Extracted material section start

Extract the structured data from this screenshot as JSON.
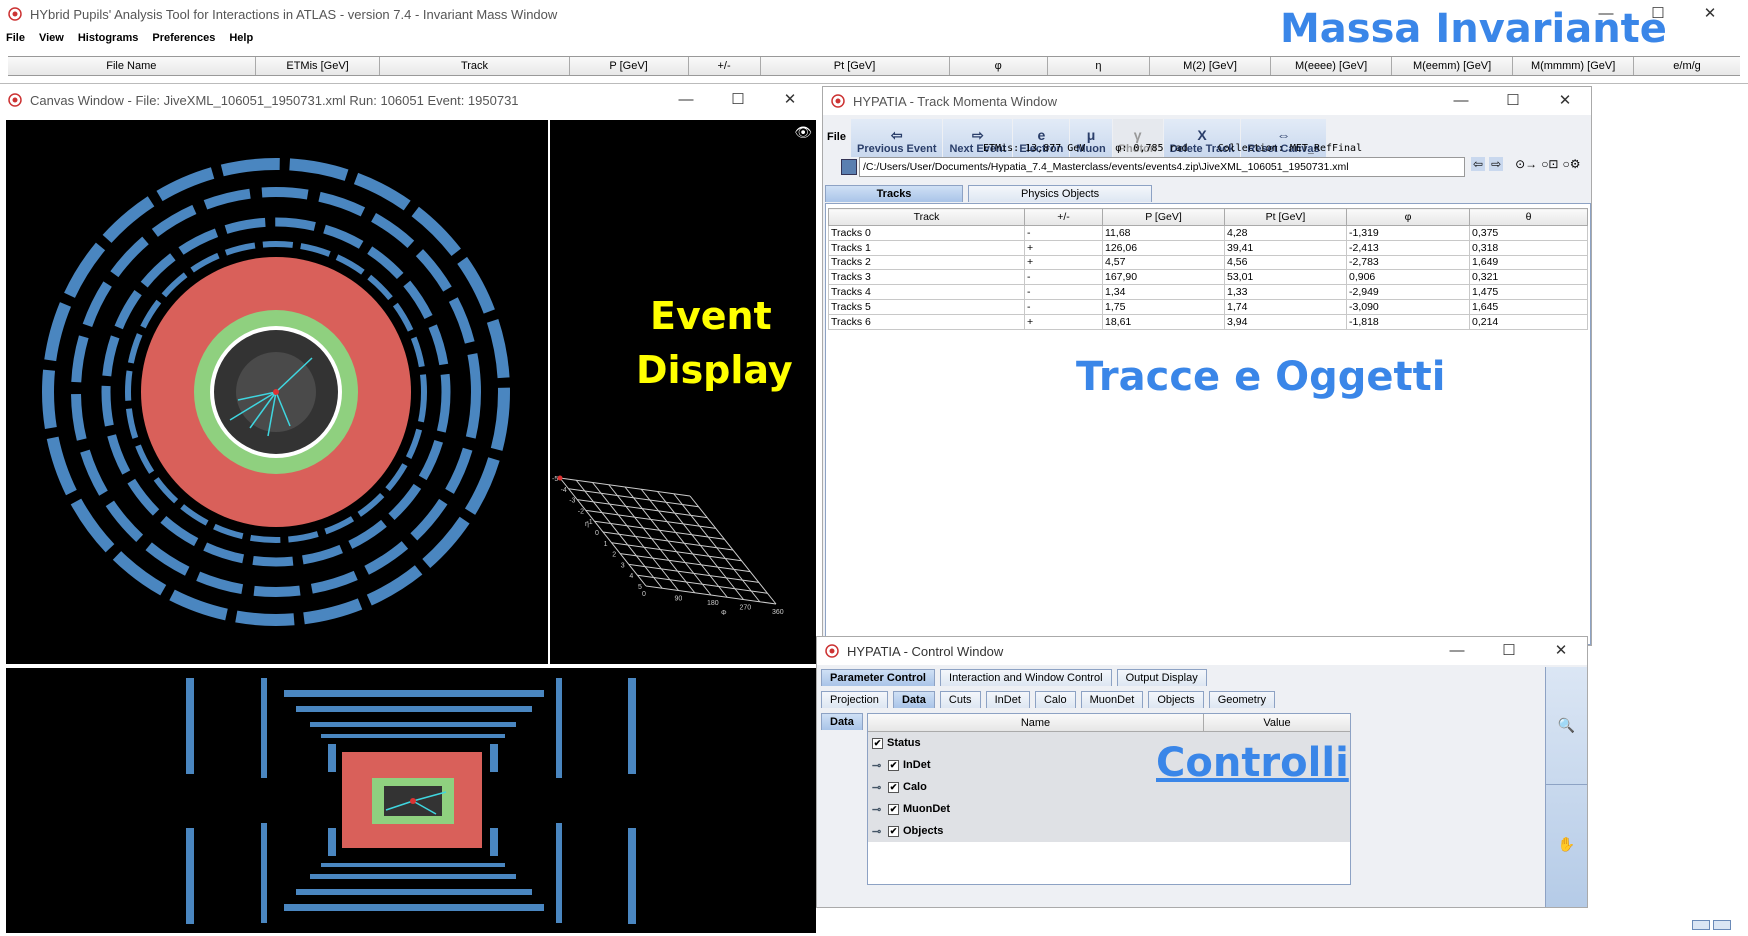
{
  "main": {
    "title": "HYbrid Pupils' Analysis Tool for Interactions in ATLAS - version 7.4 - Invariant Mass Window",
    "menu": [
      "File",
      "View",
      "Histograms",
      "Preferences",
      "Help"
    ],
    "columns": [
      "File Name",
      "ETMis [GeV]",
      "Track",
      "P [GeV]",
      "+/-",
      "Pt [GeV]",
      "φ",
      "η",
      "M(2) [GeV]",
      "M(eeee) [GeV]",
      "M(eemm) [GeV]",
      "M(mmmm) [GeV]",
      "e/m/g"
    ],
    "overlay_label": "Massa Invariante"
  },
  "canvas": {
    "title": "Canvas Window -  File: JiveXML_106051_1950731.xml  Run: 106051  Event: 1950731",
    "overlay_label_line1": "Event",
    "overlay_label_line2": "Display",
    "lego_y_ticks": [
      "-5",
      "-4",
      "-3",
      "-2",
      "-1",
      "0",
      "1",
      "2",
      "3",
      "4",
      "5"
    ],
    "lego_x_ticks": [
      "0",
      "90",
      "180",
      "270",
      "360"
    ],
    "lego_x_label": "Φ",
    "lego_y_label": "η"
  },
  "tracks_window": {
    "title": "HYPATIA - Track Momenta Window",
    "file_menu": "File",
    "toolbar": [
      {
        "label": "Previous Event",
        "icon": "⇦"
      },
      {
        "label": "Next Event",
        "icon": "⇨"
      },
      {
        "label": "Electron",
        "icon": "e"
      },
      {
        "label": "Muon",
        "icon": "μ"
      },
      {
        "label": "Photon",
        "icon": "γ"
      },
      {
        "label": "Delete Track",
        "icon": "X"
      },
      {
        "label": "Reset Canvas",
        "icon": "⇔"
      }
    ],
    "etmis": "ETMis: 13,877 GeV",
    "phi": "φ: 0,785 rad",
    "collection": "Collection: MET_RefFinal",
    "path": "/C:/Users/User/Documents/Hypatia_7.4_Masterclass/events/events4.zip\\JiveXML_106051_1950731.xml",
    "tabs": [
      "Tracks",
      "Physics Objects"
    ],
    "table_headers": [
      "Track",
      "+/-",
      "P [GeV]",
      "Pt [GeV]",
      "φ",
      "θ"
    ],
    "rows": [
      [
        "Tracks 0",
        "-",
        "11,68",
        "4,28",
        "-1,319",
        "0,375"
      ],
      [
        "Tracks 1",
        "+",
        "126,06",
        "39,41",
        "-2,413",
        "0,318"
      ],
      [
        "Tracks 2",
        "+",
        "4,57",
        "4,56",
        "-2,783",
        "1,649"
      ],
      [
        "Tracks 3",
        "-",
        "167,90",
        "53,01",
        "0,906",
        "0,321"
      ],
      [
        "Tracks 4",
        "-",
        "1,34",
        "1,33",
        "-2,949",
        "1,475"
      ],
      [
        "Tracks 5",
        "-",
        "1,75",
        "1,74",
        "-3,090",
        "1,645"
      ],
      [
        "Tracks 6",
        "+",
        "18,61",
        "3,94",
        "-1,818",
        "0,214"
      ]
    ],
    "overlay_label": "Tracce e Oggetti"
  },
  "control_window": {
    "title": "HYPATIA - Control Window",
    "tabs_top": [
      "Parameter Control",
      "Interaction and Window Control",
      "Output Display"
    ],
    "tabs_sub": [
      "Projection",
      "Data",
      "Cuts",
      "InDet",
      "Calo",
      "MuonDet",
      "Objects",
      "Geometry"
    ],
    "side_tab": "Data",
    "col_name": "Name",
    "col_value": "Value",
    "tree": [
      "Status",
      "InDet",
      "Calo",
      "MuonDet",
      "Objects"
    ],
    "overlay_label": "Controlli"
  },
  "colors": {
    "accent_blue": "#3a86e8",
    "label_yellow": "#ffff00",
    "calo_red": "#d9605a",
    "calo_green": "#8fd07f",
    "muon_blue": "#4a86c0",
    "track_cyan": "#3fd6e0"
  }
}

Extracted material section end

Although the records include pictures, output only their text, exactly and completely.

Extract the structured data from this screenshot as JSON.
{
  "main": {
    "title": "HYbrid Pupils' Analysis Tool for Interactions in ATLAS - version 7.4 - Invariant Mass Window",
    "menu": [
      "File",
      "View",
      "Histograms",
      "Preferences",
      "Help"
    ],
    "columns": [
      "File Name",
      "ETMis [GeV]",
      "Track",
      "P [GeV]",
      "+/-",
      "Pt [GeV]",
      "φ",
      "η",
      "M(2) [GeV]",
      "M(eeee) [GeV]",
      "M(eemm) [GeV]",
      "M(mmmm) [GeV]",
      "e/m/g"
    ],
    "overlay_label": "Massa Invariante"
  },
  "canvas": {
    "title": "Canvas Window -  File: JiveXML_106051_1950731.xml  Run: 106051  Event: 1950731",
    "overlay_label_line1": "Event",
    "overlay_label_line2": "Display",
    "lego_y_ticks": [
      "-5",
      "-4",
      "-3",
      "-2",
      "-1",
      "0",
      "1",
      "2",
      "3",
      "4",
      "5"
    ],
    "lego_x_ticks": [
      "0",
      "90",
      "180",
      "270",
      "360"
    ],
    "lego_x_label": "Φ",
    "lego_y_label": "η"
  },
  "tracks_window": {
    "title": "HYPATIA - Track Momenta Window",
    "file_menu": "File",
    "toolbar": [
      {
        "label": "Previous Event",
        "icon": "⇦"
      },
      {
        "label": "Next Event",
        "icon": "⇨"
      },
      {
        "label": "Electron",
        "icon": "e"
      },
      {
        "label": "Muon",
        "icon": "μ"
      },
      {
        "label": "Photon",
        "icon": "γ"
      },
      {
        "label": "Delete Track",
        "icon": "X"
      },
      {
        "label": "Reset Canvas",
        "icon": "⇔"
      }
    ],
    "etmis": "ETMis: 13,877 GeV",
    "phi": "φ: 0,785 rad",
    "collection": "Collection: MET_RefFinal",
    "path": "/C:/Users/User/Documents/Hypatia_7.4_Masterclass/events/events4.zip\\JiveXML_106051_1950731.xml",
    "tabs": [
      "Tracks",
      "Physics Objects"
    ],
    "table_headers": [
      "Track",
      "+/-",
      "P [GeV]",
      "Pt [GeV]",
      "φ",
      "θ"
    ],
    "rows": [
      [
        "Tracks 0",
        "-",
        "11,68",
        "4,28",
        "-1,319",
        "0,375"
      ],
      [
        "Tracks 1",
        "+",
        "126,06",
        "39,41",
        "-2,413",
        "0,318"
      ],
      [
        "Tracks 2",
        "+",
        "4,57",
        "4,56",
        "-2,783",
        "1,649"
      ],
      [
        "Tracks 3",
        "-",
        "167,90",
        "53,01",
        "0,906",
        "0,321"
      ],
      [
        "Tracks 4",
        "-",
        "1,34",
        "1,33",
        "-2,949",
        "1,475"
      ],
      [
        "Tracks 5",
        "-",
        "1,75",
        "1,74",
        "-3,090",
        "1,645"
      ],
      [
        "Tracks 6",
        "+",
        "18,61",
        "3,94",
        "-1,818",
        "0,214"
      ]
    ],
    "overlay_label": "Tracce e Oggetti"
  },
  "control_window": {
    "title": "HYPATIA - Control Window",
    "tabs_top": [
      "Parameter Control",
      "Interaction and Window Control",
      "Output Display"
    ],
    "tabs_sub": [
      "Projection",
      "Data",
      "Cuts",
      "InDet",
      "Calo",
      "MuonDet",
      "Objects",
      "Geometry"
    ],
    "side_tab": "Data",
    "col_name": "Name",
    "col_value": "Value",
    "tree": [
      "Status",
      "InDet",
      "Calo",
      "MuonDet",
      "Objects"
    ],
    "overlay_label": "Controlli"
  },
  "colors": {
    "accent_blue": "#3a86e8",
    "label_yellow": "#ffff00",
    "calo_red": "#d9605a",
    "calo_green": "#8fd07f",
    "muon_blue": "#4a86c0",
    "track_cyan": "#3fd6e0"
  }
}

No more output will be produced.